  43. AntiJam vs 802.11 SIROCCO'13, Andrea Richa

  44. Overview • Adaptive adversary • Single-hop scenario • Simple (yet powerful) idea • MAC protocol • Reactive adversary • Fairness • Adaptive adversary in multi-hop networks • Application: Leader Election • Other adversarial models • Future work SIROCCO'13, Andrea Richa

  45. Multihop wireless networks Physical interference Jammed SIROCCO'13, Andrea Richa Powerful jammer

  46. Signal-to-Interference-Noise-Ratio (SINR) • A message sent by nodeu is received at node v iff- N: Gaussian variable for background noise- S: set of transmitting nodes- : constant that depends on transmission scheme- d(x,y):Euclidean distance between x and y • Well-accepted model (in theory, at least  ) for physical interference P/d(u,v) >  N + w inSP/d(w,v) SIROCCO'13, Andrea Richa

  47. Multihop Adversarial Model • (B,T)-bounded adaptive adversary: has an overall noise budget of BT that it can use to increase the noise level at node v and that it can distribute among the time steps as it likes. • At any point in time, the adversary makes independent decisions for each node on whether to jam it (provided it does not exceed its noise budget over a window of size T). • many noise phenomena can be covered under this model SIROCCO'13, Andrea Richa

  48. Throughput in multihop networks • [Ogierman, R., Scheideler, Schmid, Zhang, 2013]: SINR model • Also achieve constant throughput : Throughput = (Earlier, [R., Scheideler, Schmid, Zhang, DISC’10]: unit-disk graph model.) SIROCCO'13, Andrea Richa

  49. Overview • Adaptive adversary • Single-hop scenario • Simple (yet powerful) idea • MAC protocol • Reactive adversary • Fairness • Adaptive adversary in multi-hop networks • Application: Leader Election • Other adversarial models • Future work SIROCCO'13, Andrea Richa
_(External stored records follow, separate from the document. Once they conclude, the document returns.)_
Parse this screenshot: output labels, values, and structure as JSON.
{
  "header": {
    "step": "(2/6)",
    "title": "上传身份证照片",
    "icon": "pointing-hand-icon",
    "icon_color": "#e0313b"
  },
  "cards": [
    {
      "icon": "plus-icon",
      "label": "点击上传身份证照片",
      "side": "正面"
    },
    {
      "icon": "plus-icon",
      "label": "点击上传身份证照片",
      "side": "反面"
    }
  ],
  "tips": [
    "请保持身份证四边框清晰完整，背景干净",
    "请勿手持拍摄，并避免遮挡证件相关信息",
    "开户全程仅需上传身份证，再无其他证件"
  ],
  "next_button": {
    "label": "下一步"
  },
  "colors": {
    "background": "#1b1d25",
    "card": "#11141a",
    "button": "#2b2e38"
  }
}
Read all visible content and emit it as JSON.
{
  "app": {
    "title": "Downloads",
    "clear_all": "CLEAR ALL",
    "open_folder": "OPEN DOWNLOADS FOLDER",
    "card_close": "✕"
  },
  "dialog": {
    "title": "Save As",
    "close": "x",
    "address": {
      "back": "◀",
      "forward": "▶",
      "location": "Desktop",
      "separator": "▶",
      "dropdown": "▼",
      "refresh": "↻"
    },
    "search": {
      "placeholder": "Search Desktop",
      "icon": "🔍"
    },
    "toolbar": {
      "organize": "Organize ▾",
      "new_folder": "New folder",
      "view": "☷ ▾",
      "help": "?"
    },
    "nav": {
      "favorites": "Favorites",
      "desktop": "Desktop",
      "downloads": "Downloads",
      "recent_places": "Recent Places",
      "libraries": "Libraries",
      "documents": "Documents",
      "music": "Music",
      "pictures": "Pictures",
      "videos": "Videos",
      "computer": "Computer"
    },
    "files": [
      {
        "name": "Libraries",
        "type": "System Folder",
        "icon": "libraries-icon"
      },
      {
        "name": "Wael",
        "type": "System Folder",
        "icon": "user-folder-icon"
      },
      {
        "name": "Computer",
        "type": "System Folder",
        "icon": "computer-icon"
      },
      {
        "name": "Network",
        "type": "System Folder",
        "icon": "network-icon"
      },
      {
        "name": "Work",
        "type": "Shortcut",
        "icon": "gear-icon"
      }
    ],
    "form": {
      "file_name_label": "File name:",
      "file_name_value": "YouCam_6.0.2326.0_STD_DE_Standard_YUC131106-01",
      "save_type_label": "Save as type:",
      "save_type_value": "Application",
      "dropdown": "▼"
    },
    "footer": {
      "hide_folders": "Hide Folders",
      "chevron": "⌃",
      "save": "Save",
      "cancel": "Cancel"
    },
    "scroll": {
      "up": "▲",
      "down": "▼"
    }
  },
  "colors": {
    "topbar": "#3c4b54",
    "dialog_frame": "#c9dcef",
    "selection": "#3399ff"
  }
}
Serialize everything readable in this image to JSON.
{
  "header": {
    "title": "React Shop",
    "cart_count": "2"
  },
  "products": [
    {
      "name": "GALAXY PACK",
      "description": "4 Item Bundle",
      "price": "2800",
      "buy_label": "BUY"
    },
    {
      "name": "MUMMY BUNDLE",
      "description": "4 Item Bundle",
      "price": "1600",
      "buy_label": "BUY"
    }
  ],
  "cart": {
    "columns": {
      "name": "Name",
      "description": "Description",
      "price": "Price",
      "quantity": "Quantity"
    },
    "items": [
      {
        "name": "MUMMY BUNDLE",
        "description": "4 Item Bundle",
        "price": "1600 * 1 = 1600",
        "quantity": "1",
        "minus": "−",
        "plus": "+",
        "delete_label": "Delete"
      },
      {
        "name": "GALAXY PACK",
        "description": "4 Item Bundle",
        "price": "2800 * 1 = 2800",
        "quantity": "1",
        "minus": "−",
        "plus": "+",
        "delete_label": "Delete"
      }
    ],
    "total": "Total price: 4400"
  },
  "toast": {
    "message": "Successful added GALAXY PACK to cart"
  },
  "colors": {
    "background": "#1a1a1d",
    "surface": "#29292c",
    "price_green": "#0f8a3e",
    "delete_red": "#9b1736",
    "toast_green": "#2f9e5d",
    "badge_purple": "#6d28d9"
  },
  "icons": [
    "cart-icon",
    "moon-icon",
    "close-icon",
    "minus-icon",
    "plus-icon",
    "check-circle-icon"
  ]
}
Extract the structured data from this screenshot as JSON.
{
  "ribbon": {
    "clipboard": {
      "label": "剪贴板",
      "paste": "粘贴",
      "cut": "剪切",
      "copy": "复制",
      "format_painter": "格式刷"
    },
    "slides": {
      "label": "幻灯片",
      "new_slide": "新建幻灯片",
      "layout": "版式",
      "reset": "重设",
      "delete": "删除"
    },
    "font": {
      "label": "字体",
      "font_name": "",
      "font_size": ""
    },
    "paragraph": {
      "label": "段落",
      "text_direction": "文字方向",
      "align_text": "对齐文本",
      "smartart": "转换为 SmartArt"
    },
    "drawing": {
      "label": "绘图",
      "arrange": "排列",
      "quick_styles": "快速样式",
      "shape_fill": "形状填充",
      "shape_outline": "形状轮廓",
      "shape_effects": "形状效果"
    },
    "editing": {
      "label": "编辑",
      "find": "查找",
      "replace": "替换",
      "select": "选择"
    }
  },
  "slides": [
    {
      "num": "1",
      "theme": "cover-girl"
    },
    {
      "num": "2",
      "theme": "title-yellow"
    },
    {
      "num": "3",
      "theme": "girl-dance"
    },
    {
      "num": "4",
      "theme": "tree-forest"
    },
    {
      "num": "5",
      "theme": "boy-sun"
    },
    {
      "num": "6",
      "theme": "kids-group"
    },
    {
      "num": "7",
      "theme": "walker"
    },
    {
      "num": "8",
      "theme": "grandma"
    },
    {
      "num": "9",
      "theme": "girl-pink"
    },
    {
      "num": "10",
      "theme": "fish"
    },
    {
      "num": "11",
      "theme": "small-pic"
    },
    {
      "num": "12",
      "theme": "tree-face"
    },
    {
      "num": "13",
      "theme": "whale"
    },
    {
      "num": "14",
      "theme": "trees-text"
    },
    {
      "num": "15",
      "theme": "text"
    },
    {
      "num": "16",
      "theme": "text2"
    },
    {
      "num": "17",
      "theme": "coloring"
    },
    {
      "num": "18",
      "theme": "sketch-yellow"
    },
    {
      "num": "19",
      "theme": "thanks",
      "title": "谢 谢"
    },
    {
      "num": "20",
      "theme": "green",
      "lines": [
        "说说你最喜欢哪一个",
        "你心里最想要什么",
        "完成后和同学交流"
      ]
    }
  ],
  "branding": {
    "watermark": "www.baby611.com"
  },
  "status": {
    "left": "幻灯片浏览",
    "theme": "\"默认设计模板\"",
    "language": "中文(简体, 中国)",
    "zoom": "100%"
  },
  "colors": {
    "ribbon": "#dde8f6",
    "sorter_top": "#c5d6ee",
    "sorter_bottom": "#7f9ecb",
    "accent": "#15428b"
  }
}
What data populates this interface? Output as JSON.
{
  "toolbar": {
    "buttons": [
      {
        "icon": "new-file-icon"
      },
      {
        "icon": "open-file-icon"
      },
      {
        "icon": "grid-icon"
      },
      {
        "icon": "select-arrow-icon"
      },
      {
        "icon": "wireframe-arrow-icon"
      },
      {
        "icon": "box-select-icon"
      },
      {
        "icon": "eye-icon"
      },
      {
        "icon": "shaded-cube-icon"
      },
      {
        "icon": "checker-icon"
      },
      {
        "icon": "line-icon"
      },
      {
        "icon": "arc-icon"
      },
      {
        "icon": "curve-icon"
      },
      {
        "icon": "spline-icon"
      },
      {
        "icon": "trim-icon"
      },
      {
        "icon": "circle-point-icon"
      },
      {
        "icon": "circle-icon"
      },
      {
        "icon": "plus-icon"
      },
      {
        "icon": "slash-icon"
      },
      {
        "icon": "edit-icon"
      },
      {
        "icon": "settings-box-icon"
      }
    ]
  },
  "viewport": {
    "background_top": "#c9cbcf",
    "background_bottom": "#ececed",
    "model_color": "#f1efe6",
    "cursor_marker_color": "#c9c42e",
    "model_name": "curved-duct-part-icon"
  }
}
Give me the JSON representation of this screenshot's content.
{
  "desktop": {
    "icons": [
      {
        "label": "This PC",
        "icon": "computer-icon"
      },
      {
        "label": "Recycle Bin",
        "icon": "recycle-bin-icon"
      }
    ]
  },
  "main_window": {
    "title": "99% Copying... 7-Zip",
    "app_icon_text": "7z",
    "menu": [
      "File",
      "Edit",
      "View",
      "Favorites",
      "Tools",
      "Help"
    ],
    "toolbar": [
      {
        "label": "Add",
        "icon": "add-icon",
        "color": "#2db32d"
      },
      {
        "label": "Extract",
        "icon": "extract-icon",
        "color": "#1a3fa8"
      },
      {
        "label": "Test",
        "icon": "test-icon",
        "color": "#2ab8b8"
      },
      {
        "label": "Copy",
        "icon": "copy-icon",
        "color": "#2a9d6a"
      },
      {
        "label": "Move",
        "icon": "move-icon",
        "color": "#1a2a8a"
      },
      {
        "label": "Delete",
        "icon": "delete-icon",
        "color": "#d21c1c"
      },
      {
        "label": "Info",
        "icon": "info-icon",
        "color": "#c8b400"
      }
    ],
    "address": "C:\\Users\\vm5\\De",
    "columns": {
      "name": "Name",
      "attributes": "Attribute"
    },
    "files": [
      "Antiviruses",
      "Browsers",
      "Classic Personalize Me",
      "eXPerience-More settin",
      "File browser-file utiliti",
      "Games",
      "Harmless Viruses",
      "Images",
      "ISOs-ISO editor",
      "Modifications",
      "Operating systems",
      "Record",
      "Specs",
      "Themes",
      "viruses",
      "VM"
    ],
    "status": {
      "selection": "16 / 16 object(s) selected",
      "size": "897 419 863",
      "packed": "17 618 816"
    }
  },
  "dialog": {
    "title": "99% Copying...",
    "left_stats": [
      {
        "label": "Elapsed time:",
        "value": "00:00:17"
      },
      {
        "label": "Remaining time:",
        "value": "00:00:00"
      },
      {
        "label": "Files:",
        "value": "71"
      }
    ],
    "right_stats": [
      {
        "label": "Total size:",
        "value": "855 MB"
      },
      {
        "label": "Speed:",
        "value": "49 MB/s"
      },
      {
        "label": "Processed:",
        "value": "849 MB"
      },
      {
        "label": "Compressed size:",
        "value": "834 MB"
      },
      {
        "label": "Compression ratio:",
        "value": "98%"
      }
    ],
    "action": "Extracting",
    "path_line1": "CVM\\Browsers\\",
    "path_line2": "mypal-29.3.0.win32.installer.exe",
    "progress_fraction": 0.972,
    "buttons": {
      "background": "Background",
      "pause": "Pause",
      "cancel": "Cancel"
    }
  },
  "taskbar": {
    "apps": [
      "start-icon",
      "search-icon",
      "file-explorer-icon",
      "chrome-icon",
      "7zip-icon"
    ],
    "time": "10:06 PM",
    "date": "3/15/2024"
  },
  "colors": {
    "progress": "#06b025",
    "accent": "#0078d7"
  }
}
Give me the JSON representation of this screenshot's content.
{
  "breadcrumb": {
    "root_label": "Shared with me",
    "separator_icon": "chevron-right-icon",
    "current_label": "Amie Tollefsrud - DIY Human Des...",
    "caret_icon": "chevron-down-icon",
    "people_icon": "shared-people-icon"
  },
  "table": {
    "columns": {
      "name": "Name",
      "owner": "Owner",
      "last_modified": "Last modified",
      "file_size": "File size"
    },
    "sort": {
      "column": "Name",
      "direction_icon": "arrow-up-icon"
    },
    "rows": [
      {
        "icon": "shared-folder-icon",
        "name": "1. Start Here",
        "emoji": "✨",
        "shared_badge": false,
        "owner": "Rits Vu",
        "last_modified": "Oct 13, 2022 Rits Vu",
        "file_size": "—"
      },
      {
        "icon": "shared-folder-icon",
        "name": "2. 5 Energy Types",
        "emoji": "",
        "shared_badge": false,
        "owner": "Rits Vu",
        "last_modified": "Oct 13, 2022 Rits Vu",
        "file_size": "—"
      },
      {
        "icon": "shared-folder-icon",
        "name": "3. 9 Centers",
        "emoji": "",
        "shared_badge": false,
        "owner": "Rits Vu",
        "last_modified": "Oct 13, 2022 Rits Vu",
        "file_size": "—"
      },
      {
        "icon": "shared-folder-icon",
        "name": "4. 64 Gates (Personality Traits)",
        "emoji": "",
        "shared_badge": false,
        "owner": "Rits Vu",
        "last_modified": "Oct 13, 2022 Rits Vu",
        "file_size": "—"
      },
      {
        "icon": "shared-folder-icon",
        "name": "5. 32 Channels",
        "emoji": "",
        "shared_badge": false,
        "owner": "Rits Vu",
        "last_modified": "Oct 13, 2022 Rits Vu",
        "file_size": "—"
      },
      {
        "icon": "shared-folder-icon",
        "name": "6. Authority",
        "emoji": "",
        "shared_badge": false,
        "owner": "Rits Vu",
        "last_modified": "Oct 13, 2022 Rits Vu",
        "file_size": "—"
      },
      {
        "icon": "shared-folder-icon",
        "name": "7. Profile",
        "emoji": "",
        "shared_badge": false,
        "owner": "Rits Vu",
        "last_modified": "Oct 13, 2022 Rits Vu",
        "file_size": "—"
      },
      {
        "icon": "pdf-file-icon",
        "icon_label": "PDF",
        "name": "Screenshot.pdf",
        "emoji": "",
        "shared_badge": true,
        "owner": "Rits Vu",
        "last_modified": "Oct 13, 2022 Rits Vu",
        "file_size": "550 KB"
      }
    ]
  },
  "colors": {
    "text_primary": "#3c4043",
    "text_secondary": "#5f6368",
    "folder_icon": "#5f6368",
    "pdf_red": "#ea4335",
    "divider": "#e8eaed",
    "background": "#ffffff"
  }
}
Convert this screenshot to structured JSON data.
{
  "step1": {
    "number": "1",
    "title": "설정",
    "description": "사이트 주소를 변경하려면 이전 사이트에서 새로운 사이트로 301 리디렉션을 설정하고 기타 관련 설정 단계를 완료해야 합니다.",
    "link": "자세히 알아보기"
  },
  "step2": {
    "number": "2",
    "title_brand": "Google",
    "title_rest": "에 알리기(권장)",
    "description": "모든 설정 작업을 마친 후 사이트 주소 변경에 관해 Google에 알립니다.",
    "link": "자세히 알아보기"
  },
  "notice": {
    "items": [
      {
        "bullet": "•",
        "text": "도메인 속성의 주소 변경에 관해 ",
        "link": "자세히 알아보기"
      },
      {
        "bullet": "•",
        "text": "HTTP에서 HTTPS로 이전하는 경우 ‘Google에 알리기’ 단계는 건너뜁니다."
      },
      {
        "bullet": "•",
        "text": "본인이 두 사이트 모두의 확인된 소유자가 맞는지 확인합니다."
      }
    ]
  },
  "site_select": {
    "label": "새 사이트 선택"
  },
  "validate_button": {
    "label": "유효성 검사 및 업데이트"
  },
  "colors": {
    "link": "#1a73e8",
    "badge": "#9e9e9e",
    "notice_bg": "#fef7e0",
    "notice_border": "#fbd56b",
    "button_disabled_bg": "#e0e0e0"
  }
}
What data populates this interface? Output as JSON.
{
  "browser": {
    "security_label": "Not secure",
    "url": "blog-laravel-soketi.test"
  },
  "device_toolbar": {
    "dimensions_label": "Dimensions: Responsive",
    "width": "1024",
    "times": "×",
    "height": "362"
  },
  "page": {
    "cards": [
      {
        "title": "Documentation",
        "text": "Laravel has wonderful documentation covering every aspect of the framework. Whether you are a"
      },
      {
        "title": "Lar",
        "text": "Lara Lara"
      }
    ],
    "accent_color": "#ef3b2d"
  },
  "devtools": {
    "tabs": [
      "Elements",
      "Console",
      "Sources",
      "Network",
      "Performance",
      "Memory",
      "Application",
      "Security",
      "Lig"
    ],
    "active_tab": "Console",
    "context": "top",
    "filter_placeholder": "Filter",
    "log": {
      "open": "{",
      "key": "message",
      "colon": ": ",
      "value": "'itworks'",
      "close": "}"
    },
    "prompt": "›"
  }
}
  50. Leader Election in Adversarial (Single-hop) Networks • [R., Scheideler, Schmid, Zhang, MobiHoc’11] • Our goal: select a leader among the nodes • Challenges: we may start in any state; there is adaptive adversary leader SIROCCO'13, Andrea Richa